You want to know whether Cane Corso turns on their owners or not. Here you can find your clear and simple answer.
Cane Corso does not turn on their owners if you train and socialize them properly with people and other animals. Giving them exercise to maintain their energy levels makes their aggregation level down and perform as a good and loyal dogs for the family.
Here are some Tips to prevent Cane Corso’s aggregation level:
Cane Corso needs a good quality of 2 to 3 hours of exercise on a daily basis to prevent aggregation levels. A good quality exercise means playing games with them which include running to lose their energy and recover the rest of the day and the cycle is continuous. Cane Corso has strong heavy bodies and is full of energy and letting the energy stored convert into aggregation. They are not like other dogs which usually need an hour of exercise to maintain their energy level just because of their huge body.
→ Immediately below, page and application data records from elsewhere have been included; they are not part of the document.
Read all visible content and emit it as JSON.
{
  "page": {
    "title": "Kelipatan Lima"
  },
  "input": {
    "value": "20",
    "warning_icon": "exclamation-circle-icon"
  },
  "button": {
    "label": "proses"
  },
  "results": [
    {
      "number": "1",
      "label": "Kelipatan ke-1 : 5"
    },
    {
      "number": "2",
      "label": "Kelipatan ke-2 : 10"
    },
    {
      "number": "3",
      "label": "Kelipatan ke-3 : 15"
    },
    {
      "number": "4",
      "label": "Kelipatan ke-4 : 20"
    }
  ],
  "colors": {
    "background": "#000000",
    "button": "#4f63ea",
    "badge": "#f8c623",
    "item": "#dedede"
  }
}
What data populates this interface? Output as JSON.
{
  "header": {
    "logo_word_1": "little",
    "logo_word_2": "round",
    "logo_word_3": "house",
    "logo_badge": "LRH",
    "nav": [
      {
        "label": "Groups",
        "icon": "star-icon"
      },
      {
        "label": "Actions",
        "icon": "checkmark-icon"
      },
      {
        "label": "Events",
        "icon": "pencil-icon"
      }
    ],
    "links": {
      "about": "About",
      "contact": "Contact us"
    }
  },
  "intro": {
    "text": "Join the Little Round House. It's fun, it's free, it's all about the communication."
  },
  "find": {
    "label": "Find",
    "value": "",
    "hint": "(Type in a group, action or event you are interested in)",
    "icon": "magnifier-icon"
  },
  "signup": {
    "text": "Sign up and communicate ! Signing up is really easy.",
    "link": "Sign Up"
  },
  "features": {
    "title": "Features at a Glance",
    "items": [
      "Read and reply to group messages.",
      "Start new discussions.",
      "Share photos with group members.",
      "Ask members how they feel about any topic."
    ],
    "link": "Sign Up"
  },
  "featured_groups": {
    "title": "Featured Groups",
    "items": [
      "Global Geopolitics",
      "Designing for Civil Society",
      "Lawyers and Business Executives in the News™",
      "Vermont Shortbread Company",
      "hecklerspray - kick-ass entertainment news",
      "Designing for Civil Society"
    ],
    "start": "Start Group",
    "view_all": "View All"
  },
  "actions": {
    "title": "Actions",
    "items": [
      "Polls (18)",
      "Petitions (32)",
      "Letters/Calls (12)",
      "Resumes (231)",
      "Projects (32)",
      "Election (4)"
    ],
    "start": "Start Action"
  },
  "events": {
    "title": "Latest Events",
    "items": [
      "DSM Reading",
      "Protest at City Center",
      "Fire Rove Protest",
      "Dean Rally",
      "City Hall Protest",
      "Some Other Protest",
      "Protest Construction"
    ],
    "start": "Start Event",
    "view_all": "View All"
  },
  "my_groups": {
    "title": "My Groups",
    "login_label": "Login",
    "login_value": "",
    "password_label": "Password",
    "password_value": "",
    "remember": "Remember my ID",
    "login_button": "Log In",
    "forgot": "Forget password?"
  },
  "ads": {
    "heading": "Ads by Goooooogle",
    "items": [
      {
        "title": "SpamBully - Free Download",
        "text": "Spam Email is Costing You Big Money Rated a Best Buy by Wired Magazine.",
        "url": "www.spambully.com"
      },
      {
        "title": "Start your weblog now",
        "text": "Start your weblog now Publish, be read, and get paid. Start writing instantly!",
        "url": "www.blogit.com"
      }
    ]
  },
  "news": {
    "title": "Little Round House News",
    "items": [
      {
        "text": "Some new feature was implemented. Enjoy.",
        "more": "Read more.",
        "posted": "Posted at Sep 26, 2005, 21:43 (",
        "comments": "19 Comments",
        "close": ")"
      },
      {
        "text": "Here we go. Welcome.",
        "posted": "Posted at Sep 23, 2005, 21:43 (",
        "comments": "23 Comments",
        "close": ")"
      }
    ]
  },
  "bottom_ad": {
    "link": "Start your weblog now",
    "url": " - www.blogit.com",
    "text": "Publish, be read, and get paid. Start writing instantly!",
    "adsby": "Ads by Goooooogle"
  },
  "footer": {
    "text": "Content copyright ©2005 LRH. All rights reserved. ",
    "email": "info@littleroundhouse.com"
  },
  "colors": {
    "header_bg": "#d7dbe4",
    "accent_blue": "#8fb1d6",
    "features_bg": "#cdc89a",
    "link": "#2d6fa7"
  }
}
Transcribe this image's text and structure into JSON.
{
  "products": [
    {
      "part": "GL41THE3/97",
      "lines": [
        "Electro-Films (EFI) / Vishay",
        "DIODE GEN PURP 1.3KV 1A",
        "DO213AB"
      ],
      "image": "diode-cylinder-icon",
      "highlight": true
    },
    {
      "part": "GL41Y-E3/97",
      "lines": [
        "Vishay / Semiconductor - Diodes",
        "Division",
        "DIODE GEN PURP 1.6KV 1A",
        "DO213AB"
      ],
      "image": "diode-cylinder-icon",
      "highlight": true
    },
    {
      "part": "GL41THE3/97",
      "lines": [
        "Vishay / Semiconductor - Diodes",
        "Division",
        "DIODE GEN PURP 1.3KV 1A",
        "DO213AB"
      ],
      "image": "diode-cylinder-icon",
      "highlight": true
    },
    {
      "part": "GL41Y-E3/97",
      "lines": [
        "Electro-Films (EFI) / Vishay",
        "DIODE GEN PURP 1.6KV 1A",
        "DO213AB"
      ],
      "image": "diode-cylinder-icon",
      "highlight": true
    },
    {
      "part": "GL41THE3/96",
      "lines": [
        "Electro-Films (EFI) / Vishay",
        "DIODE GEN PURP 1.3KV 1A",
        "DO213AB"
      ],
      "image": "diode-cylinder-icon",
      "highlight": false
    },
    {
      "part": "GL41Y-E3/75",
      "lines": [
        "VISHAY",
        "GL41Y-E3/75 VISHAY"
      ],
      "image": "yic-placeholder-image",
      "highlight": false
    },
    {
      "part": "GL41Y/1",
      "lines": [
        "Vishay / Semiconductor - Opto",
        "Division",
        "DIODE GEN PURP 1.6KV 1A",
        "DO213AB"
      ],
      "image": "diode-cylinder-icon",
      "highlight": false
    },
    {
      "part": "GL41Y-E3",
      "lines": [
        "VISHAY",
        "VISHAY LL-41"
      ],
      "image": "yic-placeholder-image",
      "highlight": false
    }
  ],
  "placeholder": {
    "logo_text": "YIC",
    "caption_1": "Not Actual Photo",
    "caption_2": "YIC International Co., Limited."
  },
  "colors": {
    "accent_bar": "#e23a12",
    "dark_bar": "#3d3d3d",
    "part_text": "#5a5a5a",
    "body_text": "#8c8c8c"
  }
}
If you buy Cane Corso at a young age it becomes easier for you to understand their behavior also when they are little puppies you don’t even worry about their aggregation and training them consists prevent those habits over time and they consider themselves more like humans.
Training cane Corso becomes easier for you if you treat them with reward when they act on what you want to train them and make a really good bond with you. Make sure to train them most of the time outside because you can understand your dog’s behavior easily with other people etc. you can teach them a few commands and repeating those commands consistently makes it easy for your dog to understand those commands like “come here”, “sit down”, “follow me” etc.
Crate training is also an important aspect of pot training. Just before bedtime, take the puppy by the hand and tie it to a blanket outside. Use the “potty” command and praise him peacefully through the appropriate space. After you leave, put it in the crate, tossing the sweetness will help.
Socializing is also necessary for your dog when it comes to its aggregation. Socializing performs a huge part of their aggregation just because when they are around people and animals they want to make a friendly bond with them. The easy way to socialize your cane Corso is to take them out to a park where they run around and make some new dog friends. They might bark when they first see people but that is just normal and it will be overcome by the time when your dog used to see people a lot.
Corso is generally healthy, but like all species, they are prone to certain health conditions. Not all Corso will get any of these diseases, but it is important to be careful when considering this type.
Corso may be at risk for hip dysplasia; eyelid abnormalities such as entropion, ectropion, and cherry eye; demodectic mange (which may be inherited); and gastric torsion, also known as bloat.
Expect farmers to have the latest health permits that ensure puppies do not have eye disease and hip dysplasia. The removal must be in the form of an eye examination by a boarded veterinarian authorized by the board with results registered with the Orthopedic Foundation for Animals and an OFA or Pennhip test for hips. You can confirm your health authorization by checking the Canine Health Information Center website. You should also ask if any of the breeder’s dogs have ever been chewed or managed.
No matter how healthy your dog is when you first bring it home, you should be prepared for any problems that may arise during its lifetime. A pet insurance policy can help you stay ready for any needs of your dog doctor.
Recommended daily price: If you serve high-quality dry food, your Corso will probably consume 4 to 5 cups a day.
Note: How much your older dog eats depends on its size, age, shape, metabolism, and level of activity. Dogs are individuals, just like humans, and they all do not need the same amount of food. It is almost like saying that a very active dog will need more than a sofa potato dog. The level of dog food you buy also makes a difference – the better the dog food, the more you will feed your dog and gradually you will need to move it into your dog’s bowl.
Keep your Corso in good condition by measuring his food and serving it twice a day rather than leaving the food out all the time. If you are not sure if you are overweight, give her an eye test and a hand scan.
First, look down. You should be able to see the waist. Then place your hands on her back, thumbs near your spine, fingers spread down. You should be able to hear but not see his ribs unless you press hard. If you can, you need a little food and exercise.
To find out more about feeding your Corso, check out our guide to buying proper food, feeding your puppy, and feeding your old dog.
Children and Other Pets
With proper upbringing, training, and socializing, Corso can be loving and protective of children. It is important, however, that puppies and older dogs can be given the opportunity to chase children and that children avoid making loud noises in front of him. Running and scolding can cause Corso to link children to victims. Keep him locked up when children run outside and make a lot of noise, especially if your children have friends. Corso may think it is necessary to intervene and protect “his” children, and that will not keep him well. Download games or – for young children – to help hold the rope are great ways for children to communicate with a Cane Corso or adult puppy.
As with all species, you should always teach children how to approach and touch dogs, and always direct any interaction between dogs and young children to avoid any biting or ear or tail pulling in any group. Teach your child to never get close to any dog while eating or sleeping or trying to rob you of dog food. No dog, no matter how loving, should always be unattended with a child.
Corso may get along with other dogs or cats if raised with them, but it will likely regard rare animals as prey and will do its best to kill them. It is important to be able to protect your neighbor’s pets from him. This is another case where socialization is important. Your Cane Corso should learn from an early age to stay calm in front of other dogs.